The prince visited the Iranian city of Bam in October 2004 after an earthquake devastated the area, nut this was in his capacity as president of the British Red Cross

The Prince of Wales is expected to visit Iran, in what will be the first official royal trip to the country for more than 40 years. 

The Foreign Office and Clarence house are in talks with the authorities in Tehran about arranging a tour for Prince Charles this autumn, a royal source told The Sunday Times. 

The proposed trip has been made possible as a result of an international deal made between international bodies last year, in which nuclear sanctions on Iran were lifted.

It is hoped that Prince Charles’ trip will help to boost trade and commercial links between the two countries, as well as marking a significant change in Anglo-Iranian relations. 

A Clarence House spokesman said: “The autumn tour is not confirmed.” But the newspaper source was quoted as saying: “The prince is very keen to visit Iran. He hopes he would be able to use his role as a diplomat to further encourage the relationship and dialogue between the two countries,” 

This is not the first time in recent years the prince has travelled to Iran – he visited the Iranian city of Bam in October 2004 after an earthquake devastated the area. However, officials have said that particular trip was made in his capacity as president of the British Red Cross charity, and not as a royal figure. 

The last official royal visit to the conservative country was made by Queen Elizabeth the Queen Mother in 1975, four years before the Iranian revolution to overthrow the Pahlavi dynasty.

Prince Charles is said to have a strong interest in Persian history and helped to fund an Iranian documentary about the life of the Persian poet and theologian Rumi. 

Should the trip go ahead, he hopes to meet President Hassan Rouhani and Iranian business leaders, as well as visiting ancient cities such as Isfaham and Shiraz.

In August last year, Philip Hammond became the first British Foreign Secretary to visit Iran for more than a decade, a trip he said was a “symbol of warming relations” between the two nations.

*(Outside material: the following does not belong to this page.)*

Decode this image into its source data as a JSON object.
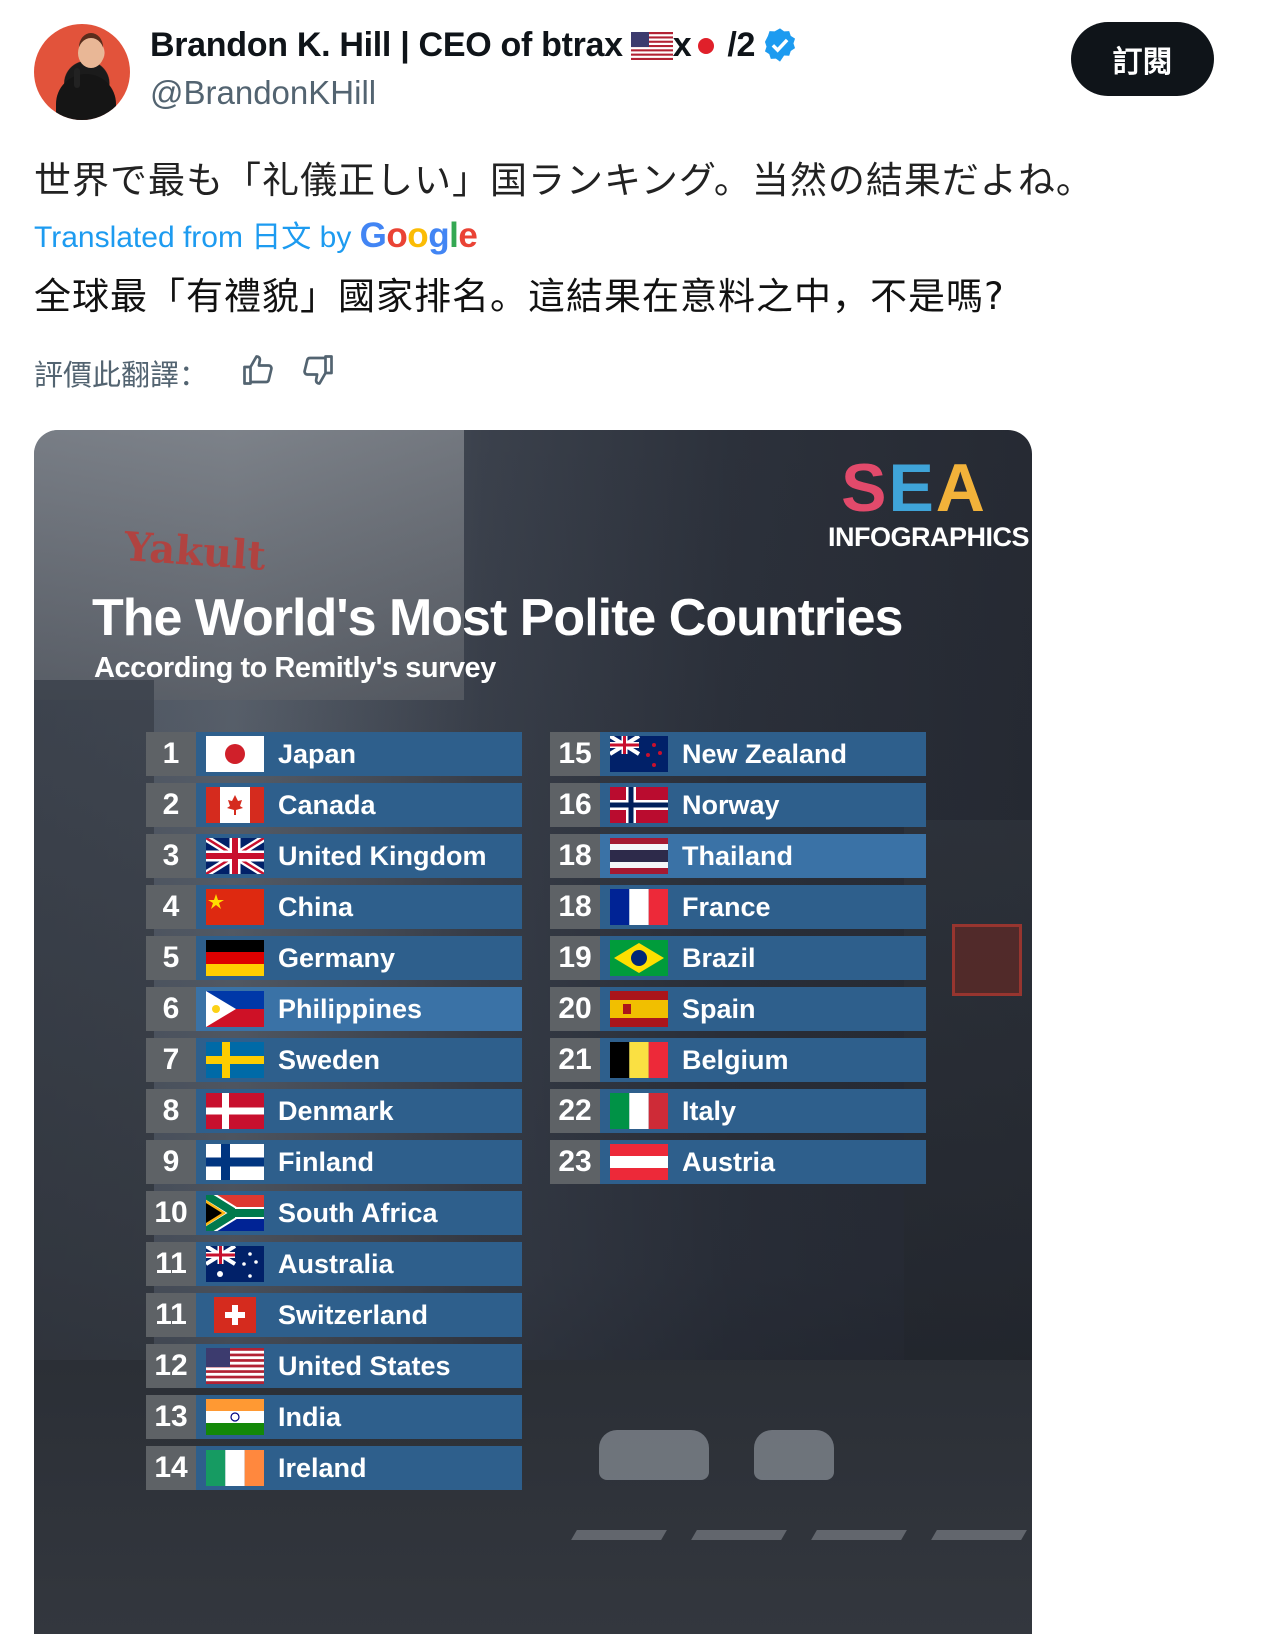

He later warned that relations would take place “within the confines that will always be imposed by the fact that we have fundamentally different views”.

Britain, which has historically been viewed with mistrust by Iranians, reopened its embassy in Tehran only last year, four years after it was closed when protesters stormed the site and set fire to part of the complex.

Comments